> Exercise objective
Read through the lines below and copy the ones holding the string "Viewer".

> Material supplied
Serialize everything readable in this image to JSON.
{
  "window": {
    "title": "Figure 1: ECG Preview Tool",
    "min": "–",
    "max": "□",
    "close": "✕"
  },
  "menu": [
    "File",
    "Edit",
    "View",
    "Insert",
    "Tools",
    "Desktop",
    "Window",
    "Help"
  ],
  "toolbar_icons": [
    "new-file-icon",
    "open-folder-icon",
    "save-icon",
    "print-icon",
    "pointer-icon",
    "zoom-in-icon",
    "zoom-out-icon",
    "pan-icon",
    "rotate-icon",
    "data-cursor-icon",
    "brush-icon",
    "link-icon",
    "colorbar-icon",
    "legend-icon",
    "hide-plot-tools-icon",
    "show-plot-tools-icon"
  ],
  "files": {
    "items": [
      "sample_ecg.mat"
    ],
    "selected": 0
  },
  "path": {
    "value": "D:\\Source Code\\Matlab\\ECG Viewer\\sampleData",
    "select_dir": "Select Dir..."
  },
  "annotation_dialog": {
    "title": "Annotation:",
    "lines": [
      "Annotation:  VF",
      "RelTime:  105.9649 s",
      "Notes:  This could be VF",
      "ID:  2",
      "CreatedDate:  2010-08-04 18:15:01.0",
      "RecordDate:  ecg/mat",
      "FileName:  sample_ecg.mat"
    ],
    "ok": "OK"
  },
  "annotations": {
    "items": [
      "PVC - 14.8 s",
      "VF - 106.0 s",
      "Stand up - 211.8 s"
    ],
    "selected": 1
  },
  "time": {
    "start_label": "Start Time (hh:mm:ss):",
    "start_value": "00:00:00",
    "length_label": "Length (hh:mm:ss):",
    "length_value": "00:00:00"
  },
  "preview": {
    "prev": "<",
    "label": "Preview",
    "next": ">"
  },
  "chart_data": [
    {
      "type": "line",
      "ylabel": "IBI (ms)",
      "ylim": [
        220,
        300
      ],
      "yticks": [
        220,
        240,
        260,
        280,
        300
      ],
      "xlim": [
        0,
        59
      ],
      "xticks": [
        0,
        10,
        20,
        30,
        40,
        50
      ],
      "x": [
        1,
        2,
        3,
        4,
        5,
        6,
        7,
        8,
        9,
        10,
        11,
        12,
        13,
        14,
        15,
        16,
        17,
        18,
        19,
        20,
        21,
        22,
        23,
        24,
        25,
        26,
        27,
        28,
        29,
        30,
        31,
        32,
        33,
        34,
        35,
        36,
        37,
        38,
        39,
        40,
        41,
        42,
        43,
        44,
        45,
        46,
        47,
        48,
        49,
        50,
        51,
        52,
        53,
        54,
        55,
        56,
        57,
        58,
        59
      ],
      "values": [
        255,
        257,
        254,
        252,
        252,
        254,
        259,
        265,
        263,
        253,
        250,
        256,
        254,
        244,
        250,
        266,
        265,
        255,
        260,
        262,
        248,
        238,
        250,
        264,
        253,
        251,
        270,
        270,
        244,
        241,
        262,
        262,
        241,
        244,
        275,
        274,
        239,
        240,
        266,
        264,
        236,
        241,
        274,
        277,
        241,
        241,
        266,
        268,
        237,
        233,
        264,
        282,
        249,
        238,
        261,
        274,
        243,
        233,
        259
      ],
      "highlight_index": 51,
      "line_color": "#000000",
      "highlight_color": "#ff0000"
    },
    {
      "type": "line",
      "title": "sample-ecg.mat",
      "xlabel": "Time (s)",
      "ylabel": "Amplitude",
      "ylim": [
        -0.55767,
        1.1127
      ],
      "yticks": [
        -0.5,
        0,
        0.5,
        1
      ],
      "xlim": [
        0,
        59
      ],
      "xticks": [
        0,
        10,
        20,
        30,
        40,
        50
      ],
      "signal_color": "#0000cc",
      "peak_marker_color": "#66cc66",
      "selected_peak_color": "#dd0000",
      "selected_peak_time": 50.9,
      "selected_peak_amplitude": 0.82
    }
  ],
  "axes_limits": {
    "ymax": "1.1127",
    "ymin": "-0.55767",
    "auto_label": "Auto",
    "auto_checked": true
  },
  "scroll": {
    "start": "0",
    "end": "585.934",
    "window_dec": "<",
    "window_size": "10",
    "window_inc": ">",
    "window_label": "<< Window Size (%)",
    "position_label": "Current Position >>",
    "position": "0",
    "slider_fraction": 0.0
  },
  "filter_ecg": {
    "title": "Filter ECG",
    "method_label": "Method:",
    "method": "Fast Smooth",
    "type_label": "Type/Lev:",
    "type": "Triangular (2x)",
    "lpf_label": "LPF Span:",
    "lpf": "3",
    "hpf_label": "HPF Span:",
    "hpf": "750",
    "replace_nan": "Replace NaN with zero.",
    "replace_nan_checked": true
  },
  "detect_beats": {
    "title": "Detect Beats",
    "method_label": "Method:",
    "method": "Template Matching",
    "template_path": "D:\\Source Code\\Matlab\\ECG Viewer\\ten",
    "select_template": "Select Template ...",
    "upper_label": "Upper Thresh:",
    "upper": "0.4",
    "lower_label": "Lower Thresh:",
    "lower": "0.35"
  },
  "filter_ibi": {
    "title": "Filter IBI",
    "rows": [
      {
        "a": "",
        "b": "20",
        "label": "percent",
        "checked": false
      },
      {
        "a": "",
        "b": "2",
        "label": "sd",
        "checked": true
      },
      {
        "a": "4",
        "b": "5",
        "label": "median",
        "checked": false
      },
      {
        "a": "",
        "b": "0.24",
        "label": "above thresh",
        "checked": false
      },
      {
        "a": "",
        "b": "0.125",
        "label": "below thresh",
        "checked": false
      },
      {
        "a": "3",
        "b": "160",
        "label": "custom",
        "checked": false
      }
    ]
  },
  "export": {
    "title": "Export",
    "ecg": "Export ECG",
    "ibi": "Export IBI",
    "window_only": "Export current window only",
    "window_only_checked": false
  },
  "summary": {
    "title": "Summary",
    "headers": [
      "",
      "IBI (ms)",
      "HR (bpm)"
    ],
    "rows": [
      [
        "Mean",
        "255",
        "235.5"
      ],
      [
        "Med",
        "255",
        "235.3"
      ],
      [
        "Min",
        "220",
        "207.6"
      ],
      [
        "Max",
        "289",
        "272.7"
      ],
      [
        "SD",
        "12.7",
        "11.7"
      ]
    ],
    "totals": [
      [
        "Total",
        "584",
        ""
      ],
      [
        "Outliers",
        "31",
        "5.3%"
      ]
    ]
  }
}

> The answer
    "value": "D:\\Source Code\\Matlab\\ECG Viewer\\sampleData",
    "template_path": "D:\\Source Code\\Matlab\\ECG Viewer\\ten",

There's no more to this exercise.